(Problem requirements)
In the listing below, find each line containing "this" and report it.

(Material to process)
-----

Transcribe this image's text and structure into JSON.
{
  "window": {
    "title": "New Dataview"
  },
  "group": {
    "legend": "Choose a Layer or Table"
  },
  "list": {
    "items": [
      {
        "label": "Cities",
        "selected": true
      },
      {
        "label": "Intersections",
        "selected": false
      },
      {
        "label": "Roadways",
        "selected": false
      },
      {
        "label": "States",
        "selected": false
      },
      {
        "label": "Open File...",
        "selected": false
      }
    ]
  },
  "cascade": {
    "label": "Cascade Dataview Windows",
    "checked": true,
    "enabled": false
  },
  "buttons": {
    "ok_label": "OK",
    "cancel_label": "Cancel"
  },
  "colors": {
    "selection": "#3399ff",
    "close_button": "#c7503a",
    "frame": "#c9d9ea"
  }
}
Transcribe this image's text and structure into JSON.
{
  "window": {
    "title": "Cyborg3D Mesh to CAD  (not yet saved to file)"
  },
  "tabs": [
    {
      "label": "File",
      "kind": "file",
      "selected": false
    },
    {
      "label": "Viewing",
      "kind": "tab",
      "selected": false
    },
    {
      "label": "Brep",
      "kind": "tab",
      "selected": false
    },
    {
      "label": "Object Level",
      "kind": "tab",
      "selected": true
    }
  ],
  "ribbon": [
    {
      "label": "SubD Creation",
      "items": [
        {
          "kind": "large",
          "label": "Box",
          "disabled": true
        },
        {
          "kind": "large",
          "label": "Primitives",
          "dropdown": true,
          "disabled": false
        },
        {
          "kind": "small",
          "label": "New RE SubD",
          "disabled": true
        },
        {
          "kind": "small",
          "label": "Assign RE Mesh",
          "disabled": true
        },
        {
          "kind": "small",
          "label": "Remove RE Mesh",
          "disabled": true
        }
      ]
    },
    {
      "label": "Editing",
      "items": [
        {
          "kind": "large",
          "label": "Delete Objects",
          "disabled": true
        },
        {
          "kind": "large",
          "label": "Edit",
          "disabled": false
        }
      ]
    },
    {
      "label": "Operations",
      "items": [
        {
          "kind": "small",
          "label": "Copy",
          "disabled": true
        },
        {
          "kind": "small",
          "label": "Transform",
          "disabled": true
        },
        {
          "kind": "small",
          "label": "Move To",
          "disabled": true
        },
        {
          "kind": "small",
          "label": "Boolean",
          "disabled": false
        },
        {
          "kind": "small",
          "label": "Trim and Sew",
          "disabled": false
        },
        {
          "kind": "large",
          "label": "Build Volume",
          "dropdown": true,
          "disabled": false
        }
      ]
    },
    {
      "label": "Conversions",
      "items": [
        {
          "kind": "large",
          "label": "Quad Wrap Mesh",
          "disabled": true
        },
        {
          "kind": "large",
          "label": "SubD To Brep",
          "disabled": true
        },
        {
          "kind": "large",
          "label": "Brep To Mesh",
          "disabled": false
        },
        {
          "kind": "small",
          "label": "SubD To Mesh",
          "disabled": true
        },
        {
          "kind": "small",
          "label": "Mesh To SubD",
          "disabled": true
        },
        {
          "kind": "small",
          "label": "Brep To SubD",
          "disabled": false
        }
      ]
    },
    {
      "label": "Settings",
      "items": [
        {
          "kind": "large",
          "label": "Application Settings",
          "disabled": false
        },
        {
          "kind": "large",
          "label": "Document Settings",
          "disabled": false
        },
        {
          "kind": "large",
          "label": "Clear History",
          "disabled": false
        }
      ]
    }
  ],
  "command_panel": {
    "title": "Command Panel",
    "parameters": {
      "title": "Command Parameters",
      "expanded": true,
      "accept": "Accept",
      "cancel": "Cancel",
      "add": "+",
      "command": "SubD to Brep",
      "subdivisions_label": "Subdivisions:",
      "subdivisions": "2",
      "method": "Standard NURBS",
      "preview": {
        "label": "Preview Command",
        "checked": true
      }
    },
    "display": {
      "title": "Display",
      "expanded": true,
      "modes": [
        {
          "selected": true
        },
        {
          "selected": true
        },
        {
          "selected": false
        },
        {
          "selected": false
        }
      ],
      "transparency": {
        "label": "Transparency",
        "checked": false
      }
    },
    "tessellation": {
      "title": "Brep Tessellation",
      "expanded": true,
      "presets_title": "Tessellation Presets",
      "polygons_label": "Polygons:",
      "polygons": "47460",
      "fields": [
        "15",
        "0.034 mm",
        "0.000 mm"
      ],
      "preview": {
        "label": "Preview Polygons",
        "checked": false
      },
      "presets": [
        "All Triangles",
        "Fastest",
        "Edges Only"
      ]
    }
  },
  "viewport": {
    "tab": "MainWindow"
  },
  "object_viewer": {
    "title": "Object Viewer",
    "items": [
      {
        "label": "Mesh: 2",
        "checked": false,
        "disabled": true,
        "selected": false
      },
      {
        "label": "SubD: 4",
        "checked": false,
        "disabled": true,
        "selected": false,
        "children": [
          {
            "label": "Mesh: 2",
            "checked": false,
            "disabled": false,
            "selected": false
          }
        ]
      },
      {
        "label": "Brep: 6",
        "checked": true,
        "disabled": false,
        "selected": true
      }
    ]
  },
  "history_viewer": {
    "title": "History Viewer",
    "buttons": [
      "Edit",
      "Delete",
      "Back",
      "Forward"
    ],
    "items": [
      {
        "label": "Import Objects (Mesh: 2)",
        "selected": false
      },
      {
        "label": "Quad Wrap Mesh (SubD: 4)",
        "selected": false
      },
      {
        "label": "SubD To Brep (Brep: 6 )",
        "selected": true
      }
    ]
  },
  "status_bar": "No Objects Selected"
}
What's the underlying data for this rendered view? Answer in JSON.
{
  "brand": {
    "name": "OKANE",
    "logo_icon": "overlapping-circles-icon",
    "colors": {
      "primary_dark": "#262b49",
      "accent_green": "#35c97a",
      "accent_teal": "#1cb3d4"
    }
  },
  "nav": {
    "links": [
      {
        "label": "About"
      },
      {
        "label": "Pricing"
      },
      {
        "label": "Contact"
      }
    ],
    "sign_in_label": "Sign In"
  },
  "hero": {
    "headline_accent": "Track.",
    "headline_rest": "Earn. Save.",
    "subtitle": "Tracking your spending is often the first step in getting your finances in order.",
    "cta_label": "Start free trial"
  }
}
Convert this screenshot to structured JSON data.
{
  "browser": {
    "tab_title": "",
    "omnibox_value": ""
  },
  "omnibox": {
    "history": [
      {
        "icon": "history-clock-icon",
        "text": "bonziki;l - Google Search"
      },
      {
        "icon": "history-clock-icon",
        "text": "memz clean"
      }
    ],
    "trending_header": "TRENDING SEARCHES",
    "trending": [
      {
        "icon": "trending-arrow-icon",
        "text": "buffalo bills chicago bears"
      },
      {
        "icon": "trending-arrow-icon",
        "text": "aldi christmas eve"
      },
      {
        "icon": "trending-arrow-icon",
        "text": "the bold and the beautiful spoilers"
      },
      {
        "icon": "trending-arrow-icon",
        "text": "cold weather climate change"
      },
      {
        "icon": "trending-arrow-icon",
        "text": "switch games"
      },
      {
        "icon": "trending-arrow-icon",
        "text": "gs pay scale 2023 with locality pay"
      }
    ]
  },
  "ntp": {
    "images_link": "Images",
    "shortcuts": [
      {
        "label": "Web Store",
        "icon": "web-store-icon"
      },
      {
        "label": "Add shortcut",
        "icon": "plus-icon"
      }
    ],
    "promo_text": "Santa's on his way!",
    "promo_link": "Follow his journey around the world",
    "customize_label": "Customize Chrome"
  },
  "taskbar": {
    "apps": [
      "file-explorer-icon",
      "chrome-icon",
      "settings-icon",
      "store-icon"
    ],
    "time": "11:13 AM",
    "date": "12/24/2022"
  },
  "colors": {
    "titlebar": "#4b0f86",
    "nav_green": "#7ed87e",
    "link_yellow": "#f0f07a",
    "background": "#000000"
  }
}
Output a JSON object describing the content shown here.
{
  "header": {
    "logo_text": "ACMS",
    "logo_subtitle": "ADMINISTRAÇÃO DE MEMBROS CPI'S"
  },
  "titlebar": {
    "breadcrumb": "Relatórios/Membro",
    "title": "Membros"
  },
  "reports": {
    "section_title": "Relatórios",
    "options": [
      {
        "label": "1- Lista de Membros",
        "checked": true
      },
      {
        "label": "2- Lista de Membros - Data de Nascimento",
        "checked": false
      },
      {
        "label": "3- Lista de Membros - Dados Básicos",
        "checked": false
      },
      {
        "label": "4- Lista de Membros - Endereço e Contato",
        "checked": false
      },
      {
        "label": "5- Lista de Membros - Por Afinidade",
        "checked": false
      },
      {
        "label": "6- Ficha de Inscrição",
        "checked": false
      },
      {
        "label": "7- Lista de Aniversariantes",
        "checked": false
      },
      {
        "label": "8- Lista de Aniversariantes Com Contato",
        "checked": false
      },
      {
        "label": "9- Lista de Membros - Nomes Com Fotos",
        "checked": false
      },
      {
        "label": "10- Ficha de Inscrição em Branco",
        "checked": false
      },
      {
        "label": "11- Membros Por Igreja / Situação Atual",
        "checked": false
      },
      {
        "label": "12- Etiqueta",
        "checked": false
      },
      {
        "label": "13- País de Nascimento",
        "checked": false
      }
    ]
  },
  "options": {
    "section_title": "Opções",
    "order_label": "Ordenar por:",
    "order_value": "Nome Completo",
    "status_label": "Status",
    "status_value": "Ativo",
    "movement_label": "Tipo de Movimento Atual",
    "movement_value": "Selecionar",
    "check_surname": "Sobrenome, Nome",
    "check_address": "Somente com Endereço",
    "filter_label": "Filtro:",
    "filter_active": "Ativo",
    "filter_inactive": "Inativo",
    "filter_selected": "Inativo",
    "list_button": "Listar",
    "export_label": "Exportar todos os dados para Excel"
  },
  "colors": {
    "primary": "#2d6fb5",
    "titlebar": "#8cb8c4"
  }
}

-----

(Task response)
Transcribe this image's text and structure into JSON.
Transcribe this image's text and structure into JSON.
What's the underlying data for this rendered view? Answer in JSON.
Convert this screenshot to structured JSON data.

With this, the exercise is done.